A lighting strategy is essential during the early stages of planning a successful renovation or remodel. As lighting is an integral design component, it should not be left as a last minute decision or afterthought. The location of the room and the way the space will be used are important factors when determining the best lighting solutions for your home.
Two-Step Planning Process
Creating a plan in the early stages allows you to coordinate other elements within the design, such as smoke detector or speaker placement, which typically also require wiring in the ceiling. If a ceiling fan and recessed lights are to be installed in the same room, light placement should be carefully planned to avoid a “strobe-light” effect when both are in use. In addition, planning ahead allows you to order fixtures well in advance, avoiding any lead time issues. The second step of a well-planned lighting solution is doing an on-site review during the rough-in stage. No matter how good the plan may look on paper, some obvious flaws may “come to light” when actually walking through the space. Don’t only review light and outlet locations, but also take note of the placement of switches. The direction you enter a room may alter the ideal location. If there are any changes to be made, now is the time before drywall goes up and rooms are painted!

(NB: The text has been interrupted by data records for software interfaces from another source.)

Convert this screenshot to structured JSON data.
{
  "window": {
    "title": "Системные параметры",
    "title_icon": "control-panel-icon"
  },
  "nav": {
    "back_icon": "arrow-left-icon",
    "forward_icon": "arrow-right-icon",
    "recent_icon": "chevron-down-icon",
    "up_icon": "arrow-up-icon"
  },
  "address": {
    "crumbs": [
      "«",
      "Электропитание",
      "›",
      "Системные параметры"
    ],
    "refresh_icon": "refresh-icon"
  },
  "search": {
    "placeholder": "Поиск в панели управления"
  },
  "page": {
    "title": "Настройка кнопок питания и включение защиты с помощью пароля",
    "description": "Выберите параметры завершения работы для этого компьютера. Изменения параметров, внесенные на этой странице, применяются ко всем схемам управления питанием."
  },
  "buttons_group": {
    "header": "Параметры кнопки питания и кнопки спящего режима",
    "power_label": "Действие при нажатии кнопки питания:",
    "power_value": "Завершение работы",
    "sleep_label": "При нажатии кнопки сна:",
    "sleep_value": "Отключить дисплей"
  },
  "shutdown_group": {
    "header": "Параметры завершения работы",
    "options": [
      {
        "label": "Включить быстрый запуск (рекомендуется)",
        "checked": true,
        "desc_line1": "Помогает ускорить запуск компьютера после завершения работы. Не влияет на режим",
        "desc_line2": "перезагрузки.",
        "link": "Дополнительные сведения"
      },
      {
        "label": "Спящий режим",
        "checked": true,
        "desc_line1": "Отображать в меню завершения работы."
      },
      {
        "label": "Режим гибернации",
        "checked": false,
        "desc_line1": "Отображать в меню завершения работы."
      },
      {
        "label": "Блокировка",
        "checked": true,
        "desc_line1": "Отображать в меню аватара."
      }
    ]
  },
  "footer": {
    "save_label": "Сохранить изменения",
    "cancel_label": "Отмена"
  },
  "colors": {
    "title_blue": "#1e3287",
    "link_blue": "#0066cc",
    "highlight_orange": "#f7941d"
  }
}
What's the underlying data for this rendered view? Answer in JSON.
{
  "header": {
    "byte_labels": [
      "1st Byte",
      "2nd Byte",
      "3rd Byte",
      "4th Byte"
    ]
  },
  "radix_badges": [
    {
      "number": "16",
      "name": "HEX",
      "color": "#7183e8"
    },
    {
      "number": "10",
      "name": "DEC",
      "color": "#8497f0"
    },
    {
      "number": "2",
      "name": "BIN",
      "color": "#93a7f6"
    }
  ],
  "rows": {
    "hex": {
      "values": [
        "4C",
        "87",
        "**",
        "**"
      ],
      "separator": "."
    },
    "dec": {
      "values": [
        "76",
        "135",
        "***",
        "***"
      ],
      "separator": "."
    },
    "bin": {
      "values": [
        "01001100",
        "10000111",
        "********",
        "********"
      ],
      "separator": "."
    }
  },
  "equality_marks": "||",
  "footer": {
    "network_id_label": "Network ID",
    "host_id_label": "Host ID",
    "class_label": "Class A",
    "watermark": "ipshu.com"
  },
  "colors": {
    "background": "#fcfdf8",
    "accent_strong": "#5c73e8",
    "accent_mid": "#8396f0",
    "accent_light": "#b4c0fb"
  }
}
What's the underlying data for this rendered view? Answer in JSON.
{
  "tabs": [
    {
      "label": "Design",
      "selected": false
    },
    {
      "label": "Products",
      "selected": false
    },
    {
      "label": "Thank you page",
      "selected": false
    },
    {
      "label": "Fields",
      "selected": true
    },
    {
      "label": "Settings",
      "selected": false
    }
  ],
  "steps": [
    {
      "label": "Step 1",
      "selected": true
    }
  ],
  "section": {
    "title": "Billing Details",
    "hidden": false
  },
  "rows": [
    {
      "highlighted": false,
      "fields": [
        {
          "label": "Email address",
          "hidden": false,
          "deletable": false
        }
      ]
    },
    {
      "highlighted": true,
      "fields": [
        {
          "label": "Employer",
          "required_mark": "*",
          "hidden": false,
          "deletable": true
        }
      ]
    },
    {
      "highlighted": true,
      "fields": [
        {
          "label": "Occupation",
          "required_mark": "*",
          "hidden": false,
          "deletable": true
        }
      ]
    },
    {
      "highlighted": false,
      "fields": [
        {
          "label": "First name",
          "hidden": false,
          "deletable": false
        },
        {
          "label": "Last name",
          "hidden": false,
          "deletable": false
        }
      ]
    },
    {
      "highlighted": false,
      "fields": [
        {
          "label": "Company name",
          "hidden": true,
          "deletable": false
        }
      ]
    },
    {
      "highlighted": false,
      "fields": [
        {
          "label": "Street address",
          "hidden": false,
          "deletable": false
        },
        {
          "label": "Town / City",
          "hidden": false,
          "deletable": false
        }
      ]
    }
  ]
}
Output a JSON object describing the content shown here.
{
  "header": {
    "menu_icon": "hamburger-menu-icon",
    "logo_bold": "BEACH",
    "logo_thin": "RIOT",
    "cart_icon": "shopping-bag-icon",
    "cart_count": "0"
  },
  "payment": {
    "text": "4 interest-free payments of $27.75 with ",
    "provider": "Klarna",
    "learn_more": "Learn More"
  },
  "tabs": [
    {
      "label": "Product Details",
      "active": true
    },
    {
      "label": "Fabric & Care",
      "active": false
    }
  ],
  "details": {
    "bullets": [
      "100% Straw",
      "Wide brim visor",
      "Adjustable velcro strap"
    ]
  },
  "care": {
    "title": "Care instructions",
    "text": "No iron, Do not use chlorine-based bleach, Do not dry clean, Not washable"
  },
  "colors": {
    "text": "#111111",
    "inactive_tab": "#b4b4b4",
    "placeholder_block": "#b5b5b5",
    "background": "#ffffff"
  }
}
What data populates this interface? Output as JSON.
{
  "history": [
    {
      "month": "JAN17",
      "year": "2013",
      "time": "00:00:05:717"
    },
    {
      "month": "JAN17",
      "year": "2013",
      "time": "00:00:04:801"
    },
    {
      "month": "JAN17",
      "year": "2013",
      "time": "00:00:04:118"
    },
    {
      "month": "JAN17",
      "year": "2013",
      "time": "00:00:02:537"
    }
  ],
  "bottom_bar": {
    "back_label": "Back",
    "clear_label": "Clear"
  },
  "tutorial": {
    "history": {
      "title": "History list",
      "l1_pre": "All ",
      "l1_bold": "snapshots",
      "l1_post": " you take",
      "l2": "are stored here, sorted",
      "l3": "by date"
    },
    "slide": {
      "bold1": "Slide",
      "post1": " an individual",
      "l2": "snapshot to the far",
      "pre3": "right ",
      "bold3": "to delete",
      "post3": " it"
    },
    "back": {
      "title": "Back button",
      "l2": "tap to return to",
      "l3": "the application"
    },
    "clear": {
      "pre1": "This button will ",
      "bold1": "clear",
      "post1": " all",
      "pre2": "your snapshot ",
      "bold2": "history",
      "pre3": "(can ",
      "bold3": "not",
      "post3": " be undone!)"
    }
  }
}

Add Light in Layers
Interior lighting falls into three categories. General or ambient lighting, serves as the overall illumination for a room, and creates a uniform level of light. Typically this is the light that comes on when you walk into a room and flip the switch, and includes recessed or ceiling-mounted fixtures. Task lighting focuses on a specific area of the room, such as under-cabinet lighting in the kitchen for prepping dinner, or a sconce or special recessed fixture in your bedroom for reading. Finally, accent lighting is used to draw attention to a particular focal point or helps to set the mood. A hanging pendant adds visual interest to the room, while a table lamp often helps to create warmth. Specially placed art lighting can highlight a particular object such as a fireplace, painting or sculpture. As a general rule of thumb, it’s recommended to focus on ambient lighting first, followed by task lighting then accent lighting. However, in a home office that is very task-oriented or a gallery where you’ll want to highlight your collection, this doesn’t always hold true.
Tricks of the Trade
- Switch out standard on/off switches for dimmers as much as possible, as they provide maximum flexibility and control. They help to instantly set the mood and also save energy when you don’t need a brightly lit room.
- Keep in mind that the fixture itself doesn’t always determine the type of light it gives off, but the way it’s positioned can. For instance, sconces that are mounted on swing arms with shades can cast light downward and provide task lighting while reading in bed. However, when the same sconces are mounted flush to the wall with the shades directing the light upward, they can add accent lighting beside a mirror.
- Having the right type of lighting in a home’s lower level is crucial, as good design can go a long way in eliminating that “basement feeling.”
- It’s always nice to have a reading lamp control located at the bedside, so you don’t have to worry about getting up to turn the light off when you’re half-asleep after reading that last page.
Even with a well-thought out plan, prepare to be flexible. You never know what might be hidden behind the drywall when it comes to the building structure or plumbing pipes. It’s also important to make sure the lighting plan is done correctly the first time, because it can be expensive to make changes after the drywall and wiring are complete. If you’re in need of a design build remodeling expert or would like assistance with lighting solutions, please don’t hesitate to contact us.